Intrapreneurship is still in its infancy stage in Australia. This is despite the fact that the likes of Google, Virgin, 3M, and DreamWorks, have proactively invested in entrepreneurial employees from day one, writes Federico Re.
Intrapreneurship is still in its infancy stage in Australia. This is despite the fact that the likes Google, Virgin, 3M, and DreamWorks have proactively invested in entrepreneurial employees from day one, writes Federico Re.
In 2014, I wrote an article titled The Myth of the Intrapreneur.
I was inspired to write this editorial piece after reading one of Michael E Gerber’s famous E-myth books. This book provided excellent literature about the behaviour, mindset, and unique qualities of ‘entrepreneurs’, but made no specific reference to the terms ‘intrapreneur’ and ‘intrapreneurship’, and how this was relevant to SMEs.

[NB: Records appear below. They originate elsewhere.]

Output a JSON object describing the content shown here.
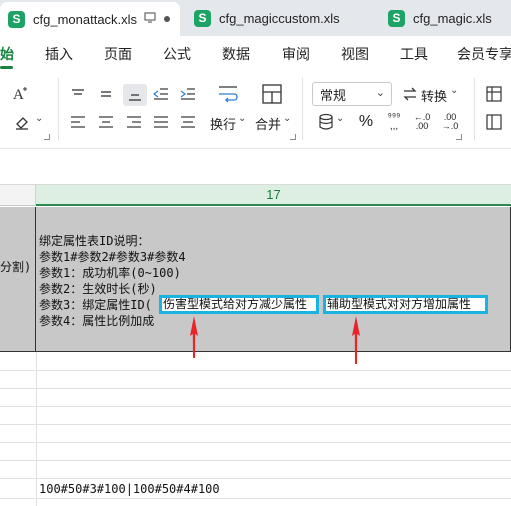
{
  "tabs": [
    {
      "label": "cfg_monattack.xls",
      "logo": "S",
      "active": true
    },
    {
      "label": "cfg_magiccustom.xls",
      "logo": "S",
      "active": false
    },
    {
      "label": "cfg_magic.xls",
      "logo": "S",
      "active": false
    }
  ],
  "menu": {
    "items": [
      "始",
      "插入",
      "页面",
      "公式",
      "数据",
      "审阅",
      "视图",
      "工具",
      "会员专享"
    ],
    "active_index": 0
  },
  "ribbon": {
    "font_color_icon": "font-color-icon",
    "wrap_label": "换行",
    "merge_label": "合并",
    "number_format": "常规",
    "convert_label": "转换"
  },
  "grid": {
    "column_header": "17",
    "left_cell_text": "分割)",
    "cell_lines": [
      "绑定属性表ID说明：",
      "参数1#参数2#参数3#参数4",
      "参数1：成功机率(0~100)",
      "参数2：生效时长(秒)",
      "参数3：绑定属性ID(",
      "参数4：属性比例加成"
    ],
    "highlight_1": "伤害型模式给对方减少属性",
    "highlight_2": "辅助型模式对对方增加属性",
    "bottom_cell": "100#50#3#100|100#50#4#100"
  },
  "colors": {
    "accent_green": "#17843f",
    "highlight_border": "#19b3e0",
    "arrow_red": "#e8242a",
    "cell_gray": "#c8c8c8"
  }
}
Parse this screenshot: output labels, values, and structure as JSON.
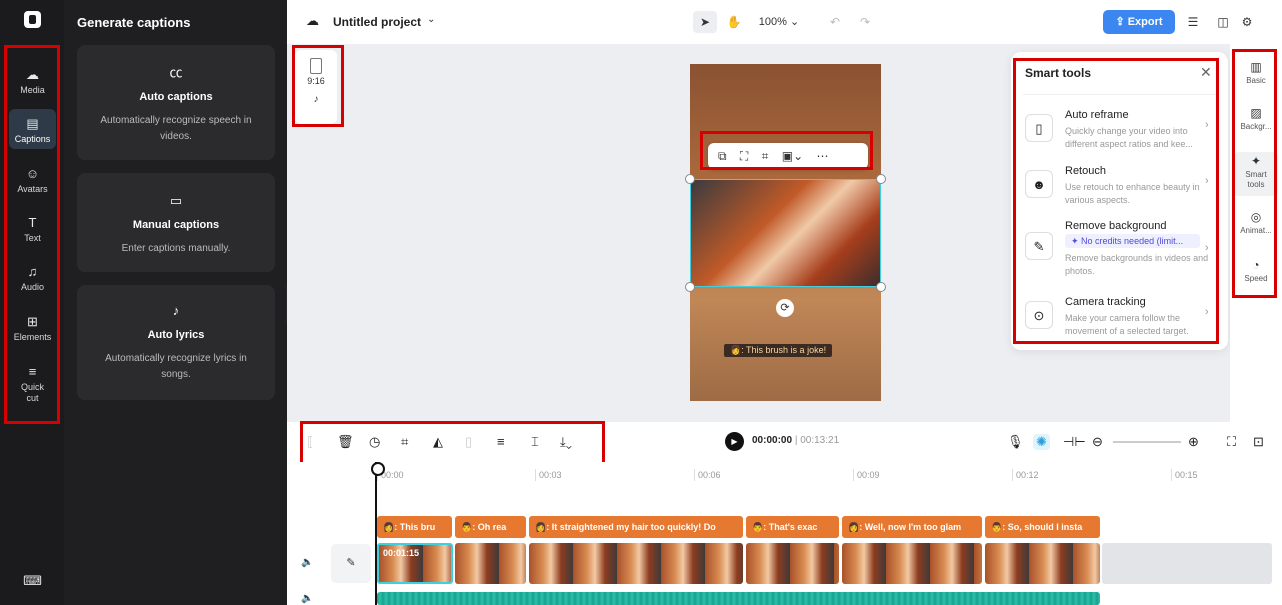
{
  "left_rail": {
    "items": [
      {
        "label": "Media",
        "icon": "cloud-upload-icon"
      },
      {
        "label": "Captions",
        "icon": "captions-icon"
      },
      {
        "label": "Avatars",
        "icon": "avatar-icon"
      },
      {
        "label": "Text",
        "icon": "text-icon"
      },
      {
        "label": "Audio",
        "icon": "music-icon"
      },
      {
        "label": "Elements",
        "icon": "elements-icon"
      },
      {
        "label": "Quick cut",
        "icon": "quick-cut-icon"
      }
    ],
    "active": "Captions"
  },
  "panel": {
    "title": "Generate captions",
    "cards": [
      {
        "title": "Auto captions",
        "desc": "Automatically recognize speech in videos.",
        "icon": "cc-icon"
      },
      {
        "title": "Manual captions",
        "desc": "Enter captions manually.",
        "icon": "keyboard-icon"
      },
      {
        "title": "Auto lyrics",
        "desc": "Automatically recognize lyrics in songs.",
        "icon": "lyrics-icon"
      }
    ]
  },
  "topbar": {
    "project_name": "Untitled project",
    "zoom": "100%",
    "export_label": "Export"
  },
  "canvas": {
    "ratio_label": "9:16",
    "caption_text": "👩: This brush is a joke!"
  },
  "smart_tools": {
    "title": "Smart tools",
    "items": [
      {
        "name": "Auto reframe",
        "desc": "Quickly change your video into different aspect ratios and kee..."
      },
      {
        "name": "Retouch",
        "desc": "Use retouch to enhance beauty in various aspects."
      },
      {
        "name": "Remove background",
        "badge": "✦ No credits needed (limit...",
        "desc": "Remove backgrounds in videos and photos."
      },
      {
        "name": "Camera tracking",
        "desc": "Make your camera follow the movement of a selected target."
      }
    ]
  },
  "right_rail": {
    "items": [
      {
        "label": "Basic"
      },
      {
        "label": "Backgr..."
      },
      {
        "label": "Smart tools"
      },
      {
        "label": "Animat..."
      },
      {
        "label": "Speed"
      }
    ],
    "active": "Smart tools"
  },
  "timeline": {
    "current_time": "00:00:00",
    "total_time": "00:13:21",
    "ticks": [
      "00:00",
      "00:03",
      "00:06",
      "00:09",
      "00:12",
      "00:15"
    ],
    "clip_time": "00:01:15",
    "captions": [
      "👩: This bru",
      "👨: Oh rea",
      "👩: It straightened my hair too quickly! Do",
      "👨: That's exac",
      "👩: Well, now I'm too glam",
      "👨: So, should I insta"
    ]
  }
}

After reading his book, I was compelled to start my own long-term legacy of educating business owners in Australia about ‘intrapreneurial leadership’. Ultimately, it was about instructing these business owners to embrace intrapreneurs within their business and foster innovation.
To support my long-term mission, I recently sought the help of Aussie entrepreneur Matt Browne (CEO of DoneSafe) on my online radio show. I was keen to get Matt’s insight on this subject as a result of his experience with intrapreneurs within his commercial practice.
Intrapreneurship is still in its infancy stage in Australia. This is despite the fact that the likes of Google, Virgin, 3M, and DreamWorks have proactively invested in entrepreneurial employees from day one. For them, it's about advancing their innovation, and developing a strong competitive in their marketplace.
In Australia, intrapreneurs are perceived as being the 'black sheep' of the workforce, and are perhaps not desirable for most SMEs.
While intrapreneurs can be challenging to manage, it's worth noting why. Matt defines the ‘intrapreneur’ as someone with a ‘maverick’ type personality. Someone who is restless, challenges the status quo, is disruptive, and is looking for opportunities to nurture their ideas for specific commercial outcomes within the organisation they work for.
For me, an intrapreneur is a person with a burning desire to innovate and create something new for the welfare of the organisation they work for. Intrapreneurs are driven by their entrepreneurial traits; however, they generally prefer to work within the safe confines of the company rather than working for themselves.
Desire for innovation
Intrapreneurs need the freedom to operate within the organisation without the red tape and micro-management. They also need to be given the opportunity to test their ideas freely, regardless of whether they succeed or fail in the real world.
Innovation or pioneering of new ideas can yield success or failure. From my point of view and experience, the best inventions and discoveries of the past have occurred from numerous failed attempts. Essentially, the final long-term outcome is worth striving for.
Let’s also not forget that businesses that do not innovate and push the boundaries of technology and disrupt their industry are more likely to perish long term, from smaller, entrepreneurially spirited start-ups.
It’s like the story of David and Goliath: sometimes, the underdog wins.
Incentivising these pioneers
Intrapreneurs that pioneer and respect the operational confines of the organisation are worth nurturing.
Matt believes that intrapreneurs most often seek reward as well praise and recognition for their unique ideas and entrepreneurial efforts at large.
Rewards can include financial bonuses for a commercial successful outcome; freedom to operate and network outside the organisation; as well as time off to pursue and nurture their own business goals and aspirations.
The term ‘intrapreneur’ may be relatively new in the dictionary, but what remains to be true is that entrepreneurial employees have really always existed in the workplace.
While these 'mavericks’ may be somewhat more challenging to manage, they need to be prioritised over conventional employees, especially if disrupting the industry is a key constituent of the company’s long-term strategy.
For nearly two decades, Federico has built his reputation as an entrepreneurship coach, mentor, motivational speaker, and business writer across the SME business and entrepreneurial sectors. He is the founder of coaching practice Creative Entrepreneur, is co-author of Millionaire Coach and founder and co-host of an online radio show InspireTalk.
Technologies in business: Some work, some don’t (yet)
By Adam Zuchetti
What business can learn from the military
By Adam Zuchetti
Veterans a smart choice for your business
By Adam Zuchetti